Still, in spite of their dilapidation and demise, ruins always outlast us, not so much as permanently preserved heritage but as debris and dust. Ultimately, as Walter Benjamin (2008, 180) puts it, ruins in the realm of things are similar to allegories in the realm of thoughts. In other words, like allegories, ruins are inherently unstable, and they allude to possibilities and missed opportunities. As such, ruins as cultural tropes and political allegories are productive for contemplating questions of civilisation, violence, and destruction. If so, perhaps it would be no less revealing to think about the question of human civilisation through ruins of new infrastructure in our growing planetary crisis.

Photo: One of the many clean, orderly, and technooriented high-tech parks built in Shenzhen’s former farmlands. Enclaves such as this also determine the amenities, land values, as well as who get to work and live in the area. PC: Tong Lam.

Bibliography:

Benjamin, Walter. 2008. The Work of Art in the Age of Its Technological Reproducibility, and Other Writings on Media, edited by Michael W. Jennings, Brigid Doherty and Thomas Y. Levin. Cambridge, MA: Harvard University Press.

Debord, Guy. 1994. The Society of the Spectacle, translated by Donald Nicholson-Smith. New York: Zone Books.

Lam, Tong. 2019. ‘Ruins for Politics: Selling Industrial Heritage in Postsocialist China’s Rustbelt.’ In Constructing Industrial Pasts: Heritage Historical Culture and Identity in Regions Undergoing Structural Economic Transformation, edited by Stefan Berger. New York: Berghahn Books.

Latour, Bruno. 1987. Science in Action. Cambridge, MA: Harvard University Press.

Mitchell, Timothy. 2002. Rule of Experts: Egypt, Techno-Politics, Modernity. Berkeley: University of California.

Moore, Jason W. 2015. Capitalism in the Web of Life: Ecology and the Accumulation of Capital. London: Verso.

Shapin, Steven. 1994. A Social History of Truth: Civility and Science in Seventeenth-Century England. Chicago: University of Chicago Press.


Tong Lam

Tong Lam

Tong Lam is a historian and visual artist with research and creative projects on infrastructure, ruins, and information. His current projects focus especially on the historical development of special zones in socialist and postsocialist China. He has also exhibited his photographic and video works internationally. Lam is an Associate Professor of History at the University of Toronto.

Subscribe to Made in China

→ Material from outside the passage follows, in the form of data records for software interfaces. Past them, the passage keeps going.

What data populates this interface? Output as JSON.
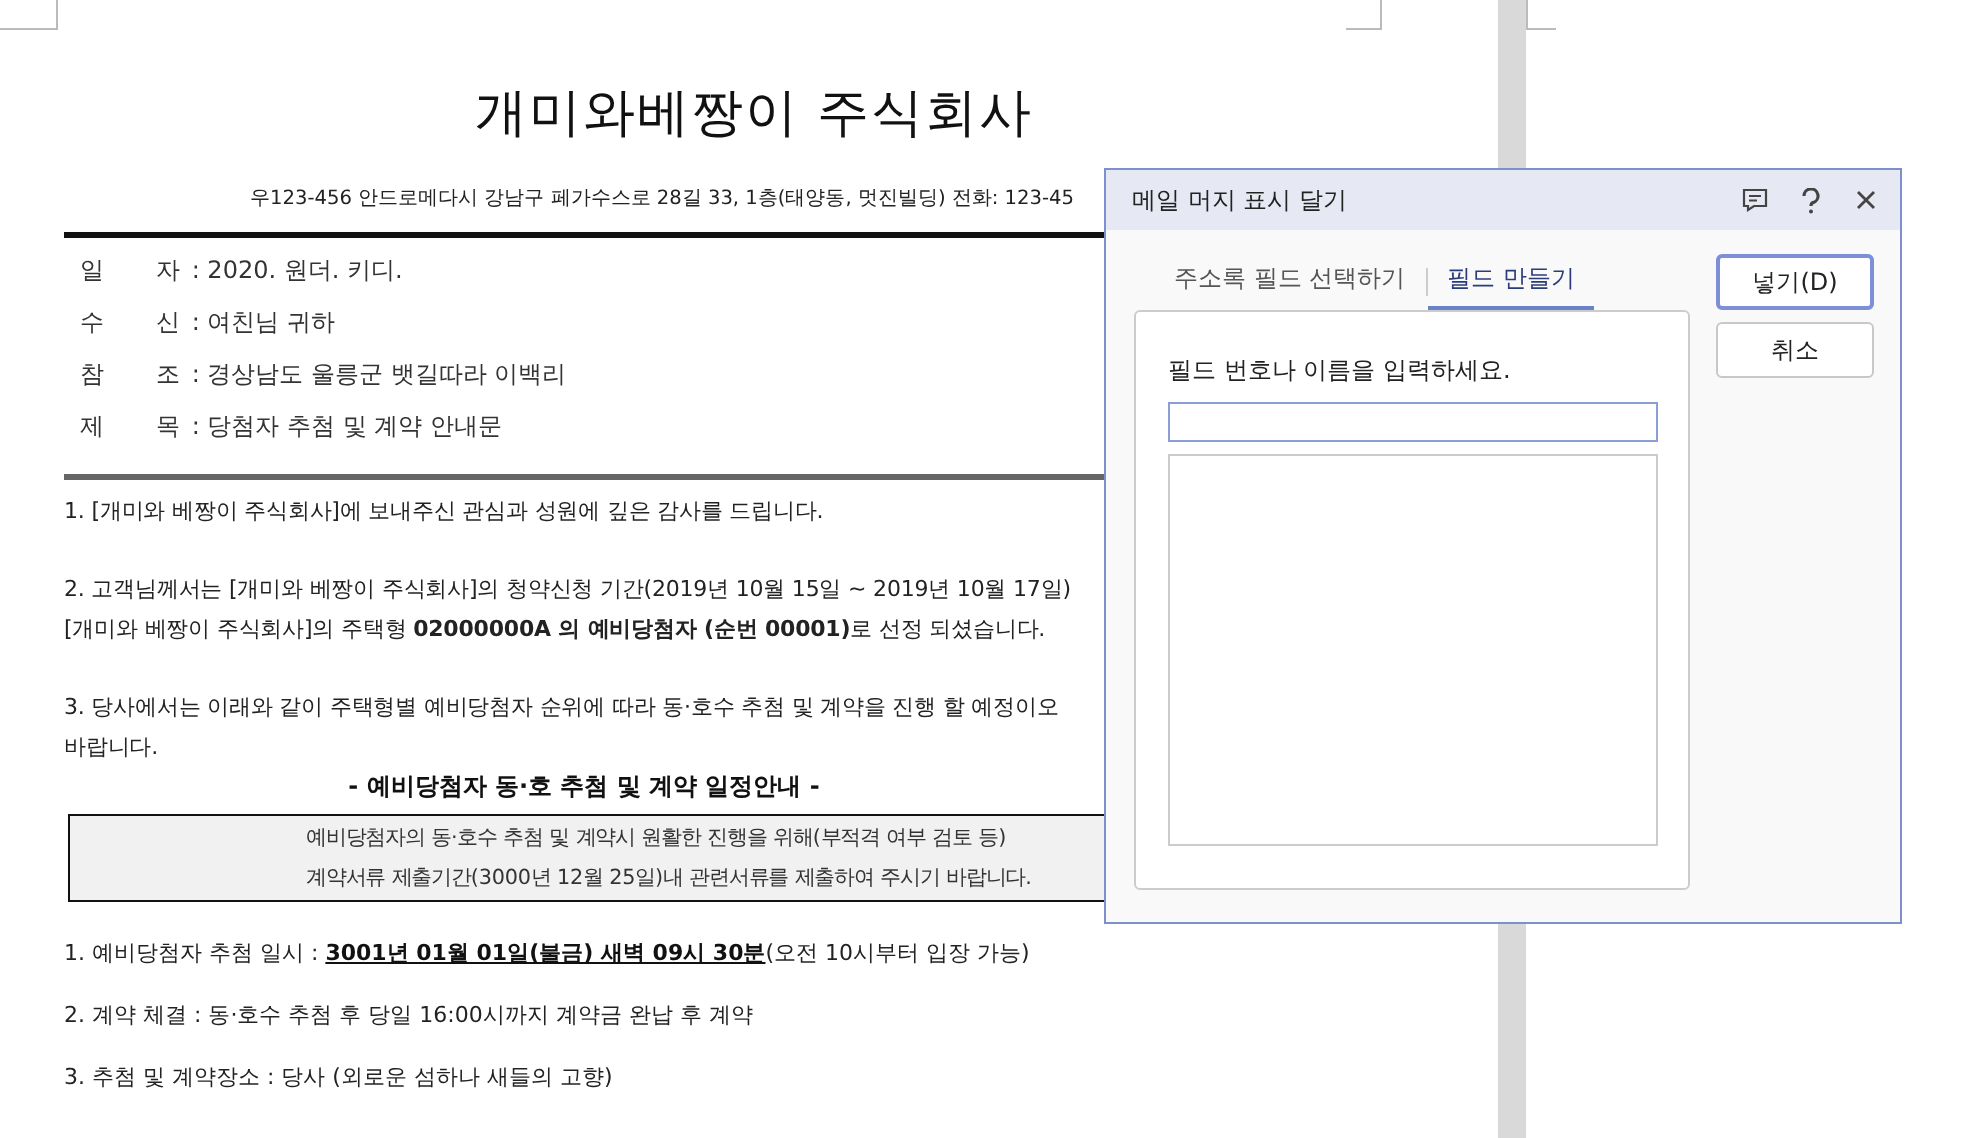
{
  "document": {
    "title": "개미와베짱이 주식회사",
    "address": "우123-456 안드로메다시 강남구 페가수스로 28길 33, 1층(태양동, 멋진빌딩) 전화: 123-45",
    "header_fields": [
      {
        "label": "일 자",
        "value": ": 2020. 원더. 키디."
      },
      {
        "label": "수 신",
        "value": ": 여친님 귀하"
      },
      {
        "label": "참 조",
        "value": ": 경상남도 울릉군 뱃길따라 이백리"
      },
      {
        "label": "제 목",
        "value": ": 당첨자 추첨 및 계약 안내문"
      }
    ],
    "paragraphs": [
      [
        "1. [개미와 베짱이 주식회사]에 보내주신 관심과 성원에 깊은 감사를 드립니다."
      ],
      [
        "2. 고객님께서는 [개미와 베짱이 주식회사]의 청약신청 기간(2019년 10월 15일 ~ 2019년 10월 17일)",
        "[개미와 베짱이 주식회사]의 주택형 **02000000A 의 예비당첨자 (순번 00001)**로 선정 되셨습니다."
      ],
      [
        "3. 당사에서는 이래와 같이 주택형별 예비당첨자 순위에 따라 동·호수 추첨 및 계약을 진행 할 예정이오",
        "바랍니다."
      ]
    ],
    "section_heading": "- 예비당첨자 동·호 추첨 및 계약 일정안내 -",
    "notice_box": [
      "예비당첨자의 동·호수 추첨 및 계약시 원활한 진행을 위해(부적격 여부 검토 등)",
      "계약서류 제출기간(3000년 12월 25일)내 관련서류를 제출하여 주시기 바랍니다."
    ],
    "schedule": [
      {
        "prefix": "1. 예비당첨자 추첨 일시 : ",
        "emphasis": "3001년 01월 01일(불금) 새벽 09시 30분",
        "suffix": "(오전 10시부터 입장 가능)"
      },
      {
        "prefix": "2. 계약 체결 : 동·호수 추첨 후 당일 16:00시까지 계약금 완납 후 계약"
      },
      {
        "prefix": "3. 추첨 및 계약장소 : 당사 (외로운 섬하나 새들의 고향)"
      }
    ]
  },
  "dialog": {
    "title": "메일 머지 표시 달기",
    "tabs": [
      {
        "label": "주소록 필드 선택하기",
        "selected": false
      },
      {
        "label": "필드 만들기",
        "selected": true
      }
    ],
    "prompt": "필드 번호나 이름을 입력하세요.",
    "buttons": [
      {
        "label": "넣기(D)",
        "default": true
      },
      {
        "label": "취소",
        "default": false
      }
    ]
  }
}
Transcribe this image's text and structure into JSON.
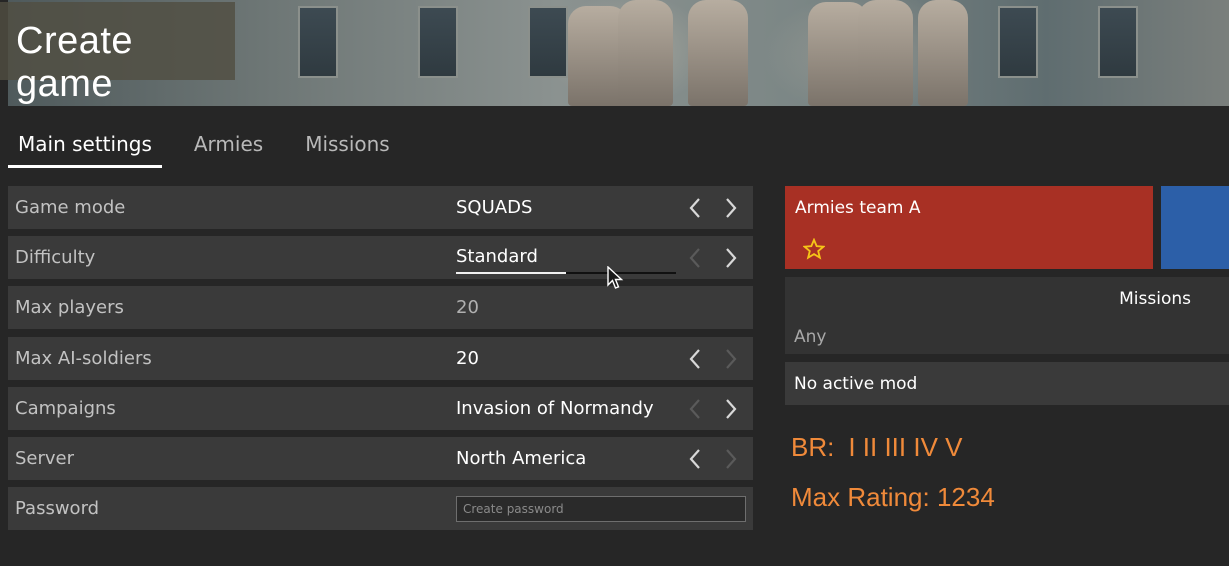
{
  "header": {
    "title": "Create game"
  },
  "tabs": [
    {
      "label": "Main settings",
      "active": true
    },
    {
      "label": "Armies",
      "active": false
    },
    {
      "label": "Missions",
      "active": false
    }
  ],
  "settings": {
    "game_mode": {
      "label": "Game mode",
      "value": "SQUADS"
    },
    "difficulty": {
      "label": "Difficulty",
      "value": "Standard",
      "slider_fraction": 0.5
    },
    "max_players": {
      "label": "Max players",
      "value": "20"
    },
    "max_ai": {
      "label": "Max AI-soldiers",
      "value": "20"
    },
    "campaigns": {
      "label": "Campaigns",
      "value": "Invasion of Normandy"
    },
    "server": {
      "label": "Server",
      "value": "North America"
    },
    "password": {
      "label": "Password",
      "placeholder": "Create password"
    }
  },
  "right": {
    "team_a": {
      "label": "Armies team A",
      "color": "#a83024"
    },
    "team_b": {
      "color": "#2c5fa8"
    },
    "missions": {
      "header": "Missions",
      "value": "Any"
    },
    "mod": "No active mod",
    "br_label": "BR:",
    "br_values": "I II III IV V",
    "max_rating": "Max Rating: 1234"
  },
  "icons": [
    "chevron-left-icon",
    "chevron-right-icon",
    "star-icon",
    "mouse-cursor-icon"
  ],
  "colors": {
    "accent_orange": "#f08a3a",
    "team_a_red": "#a83024",
    "team_b_blue": "#2c5fa8"
  }
}
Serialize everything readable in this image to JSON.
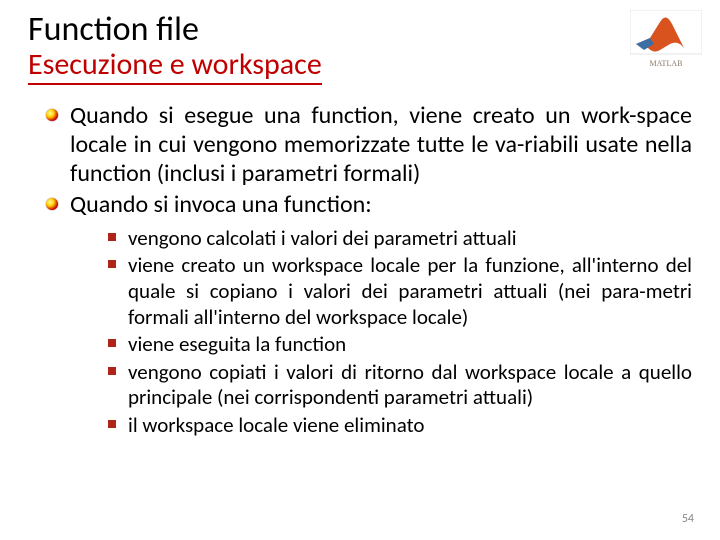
{
  "header": {
    "title": "Function file",
    "subtitle": "Esecuzione e workspace",
    "logo_alt": "MATLAB"
  },
  "bullets": {
    "level1": [
      "Quando si esegue una function, viene creato un work-space locale in cui vengono memorizzate tutte le va-riabili usate nella function (inclusi i parametri formali)",
      "Quando si invoca una function:"
    ],
    "level2": [
      "vengono calcolati i valori dei parametri attuali",
      "viene creato un workspace locale per la funzione, all'interno del quale si copiano i valori dei parametri attuali (nei para-metri formali all'interno del workspace locale)",
      "viene eseguita la function",
      "vengono copiati i valori di ritorno dal workspace locale a quello principale (nei corrispondenti parametri attuali)",
      "il workspace locale viene eliminato"
    ]
  },
  "page_number": "54"
}
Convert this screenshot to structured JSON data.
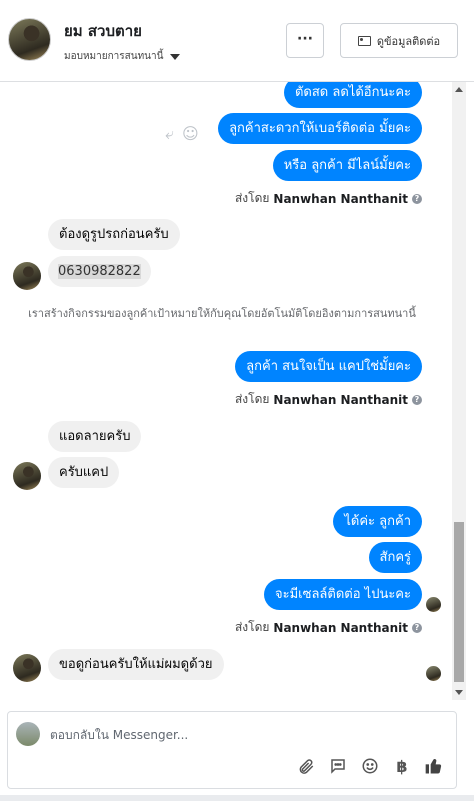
{
  "header": {
    "name": "ยม สวบตาย",
    "assign_label": "มอบหมายการสนทนานี้",
    "more_label": "···",
    "contact_label": "ดูข้อมูลติดต่อ"
  },
  "messages": {
    "out1": "ตัดสด ลดได้อีกนะคะ",
    "out2": "ลูกค้าสะดวกให้เบอร์ติดต่อ มั้ยคะ",
    "out3": "หรือ ลูกค้า มีไลน์มั้ยคะ",
    "in1": "ต้องดูรูปรถก่อนครับ",
    "in2": "0630982822",
    "notice": "เราสร้างกิจกรรมของลูกค้าเป้าหมายให้กับคุณโดยอัตโนมัติโดยอิงตามการสนทนานี้",
    "out4": "ลูกค้า สนใจเป็น แคปใช่มั้ยคะ",
    "in3": "แอดลายครับ",
    "in4": "ครับแคป",
    "out5": "ได้ค่ะ ลูกค้า",
    "out6": "สักครู่",
    "out7": "จะมีเซลล์ติดต่อ ไปนะคะ",
    "in5": "ขอดูก่อนครับให้แม่ผมดูด้วย"
  },
  "sent_by": {
    "prefix": "ส่งโดย",
    "agent": "Nanwhan Nanthanit"
  },
  "composer": {
    "placeholder": "ตอบกลับใน Messenger..."
  },
  "icons": [
    "reply-icon",
    "emoji-icon",
    "attach-icon",
    "saved-reply-icon",
    "emoji-picker-icon",
    "currency-icon",
    "like-icon",
    "help-icon"
  ]
}
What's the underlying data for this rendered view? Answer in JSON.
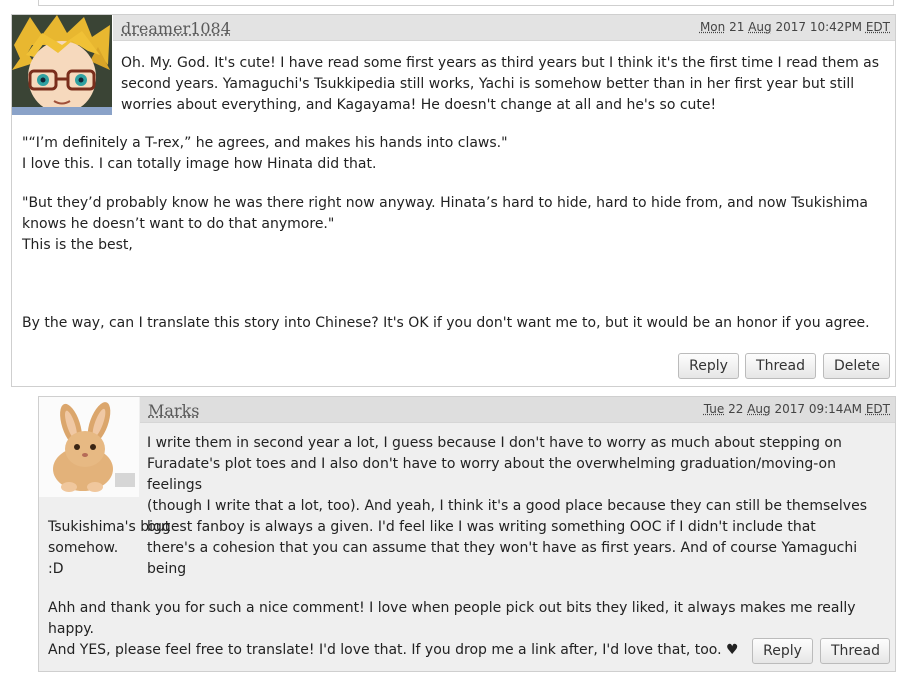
{
  "comment1": {
    "username": "dreamer1084",
    "date": {
      "day": "Mon",
      "date": "21",
      "month": "Aug",
      "year": "2017",
      "time": "10:42PM",
      "tz": "EDT"
    },
    "lines": [
      "Oh. My. God. It's cute! I have read some first years as third years but I think it's the first time I read them as",
      "second years. Yamaguchi's Tsukkipedia still works, Yachi is somehow better than in her first year but still",
      "worries about everything, and Kagayama! He doesn't change at all and he's so cute!",
      "\"“I’m definitely a T-rex,” he agrees, and makes his hands into claws.\"",
      "I love this. I can totally image how Hinata did that.",
      "\"But they’d probably know he was there right now anyway. Hinata’s hard to hide, hard to hide from, and now Tsukishima",
      "knows he doesn’t want to do that anymore.\"",
      "This is the best,",
      "By the way, can I translate this story into Chinese? It's OK if you don't want me to, but it would be an honor if you agree."
    ],
    "buttons": {
      "reply": "Reply",
      "thread": "Thread",
      "delete": "Delete"
    }
  },
  "comment2": {
    "username": "Marks",
    "date": {
      "day": "Tue",
      "date": "22",
      "month": "Aug",
      "year": "2017",
      "time": "09:14AM",
      "tz": "EDT"
    },
    "lines": [
      "I write them in second year a lot, I guess because I don't have to worry as much about stepping on",
      "Furadate's plot toes and I also don't have to worry about the overwhelming graduation/moving-on feelings",
      "(though I write that a lot, too). And yeah, I think it's a good place because they can still be themselves but",
      "there's a cohesion that you can assume that they won't have as first years. And of course Yamaguchi being",
      "Tsukishima's biggest fanboy is always a given. I'd feel like I was writing something OOC if I didn't include that somehow.",
      ":D",
      "Ahh and thank you for such a nice comment! I love when people pick out bits they liked, it always makes me really happy.",
      "And YES, please feel free to translate! I'd love that. If you drop me a link after, I'd love that, too. ♥"
    ],
    "buttons": {
      "reply": "Reply",
      "thread": "Thread"
    }
  }
}
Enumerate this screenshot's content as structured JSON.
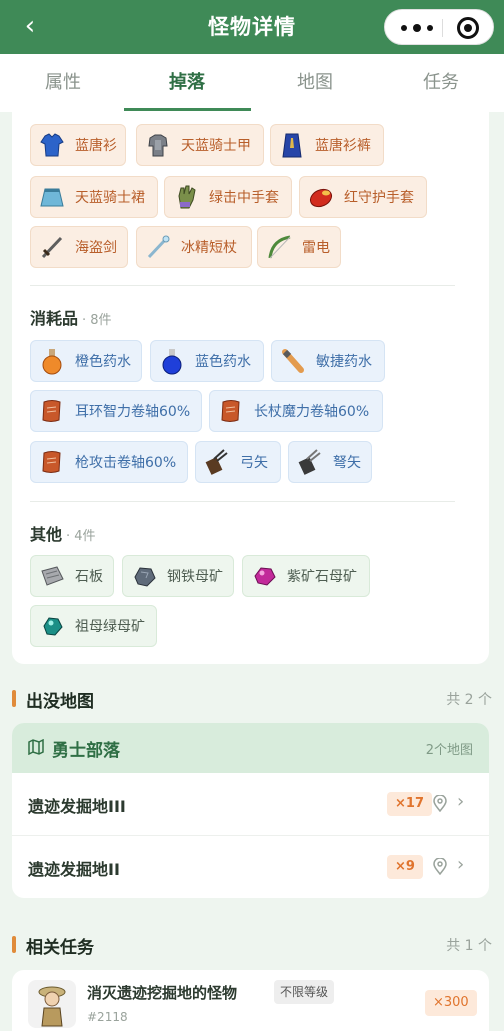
{
  "header": {
    "back_icon": "chevron-left-icon",
    "title": "怪物详情"
  },
  "tabs": [
    {
      "label": "属性",
      "active": false
    },
    {
      "label": "掉落",
      "active": true
    },
    {
      "label": "地图",
      "active": false
    },
    {
      "label": "任务",
      "active": false
    }
  ],
  "drops": {
    "equipment": [
      {
        "name": "蓝唐衫",
        "icon": "blue-shirt-icon"
      },
      {
        "name": "天蓝骑士甲",
        "icon": "armor-icon"
      },
      {
        "name": "蓝唐衫裤",
        "icon": "blue-robe-icon"
      },
      {
        "name": "天蓝骑士裙",
        "icon": "skirt-icon"
      },
      {
        "name": "绿击中手套",
        "icon": "green-glove-icon"
      },
      {
        "name": "红守护手套",
        "icon": "red-glove-icon"
      },
      {
        "name": "海盗剑",
        "icon": "sword-icon"
      },
      {
        "name": "冰精短杖",
        "icon": "wand-icon"
      },
      {
        "name": "雷电",
        "icon": "bow-icon"
      }
    ],
    "consumables": {
      "title": "消耗品",
      "count": "· 8件",
      "items": [
        {
          "name": "橙色药水",
          "icon": "orange-potion-icon"
        },
        {
          "name": "蓝色药水",
          "icon": "blue-potion-icon"
        },
        {
          "name": "敏捷药水",
          "icon": "agility-potion-icon"
        },
        {
          "name": "耳环智力卷轴60%",
          "icon": "scroll-icon"
        },
        {
          "name": "长杖魔力卷轴60%",
          "icon": "scroll-icon"
        },
        {
          "name": "枪攻击卷轴60%",
          "icon": "scroll-icon"
        },
        {
          "name": "弓矢",
          "icon": "arrows-icon"
        },
        {
          "name": "弩矢",
          "icon": "bolts-icon"
        }
      ]
    },
    "others": {
      "title": "其他",
      "count": "· 4件",
      "items": [
        {
          "name": "石板",
          "icon": "stone-tablet-icon"
        },
        {
          "name": "钢铁母矿",
          "icon": "steel-ore-icon"
        },
        {
          "name": "紫矿石母矿",
          "icon": "purple-ore-icon"
        },
        {
          "name": "祖母绿母矿",
          "icon": "emerald-ore-icon"
        }
      ]
    }
  },
  "maps_section": {
    "title": "出没地图",
    "total": "共 2 个",
    "group": {
      "icon": "map-icon",
      "name": "勇士部落",
      "count": "2个地图"
    },
    "rows": [
      {
        "name": "遗迹发掘地III",
        "badge": "×17"
      },
      {
        "name": "遗迹发掘地II",
        "badge": "×9"
      }
    ]
  },
  "tasks_section": {
    "title": "相关任务",
    "total": "共 1 个",
    "task": {
      "name": "消灭遗迹挖掘地的怪物",
      "tag": "不限等级",
      "id": "#2118",
      "reward": "×300"
    }
  },
  "colors": {
    "header_bg": "#3f8a57",
    "accent_orange": "#e08b3a",
    "equip_chip": "#fbeee3",
    "consumable_chip": "#eaf2fb",
    "other_chip": "#eef6ee"
  }
}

Made in China publications are open access and always available as a free download. To subscribe to email alerts for each issue of the Journal, newly published books, and information about upcoming events, please provide your contact information below.


Back to Top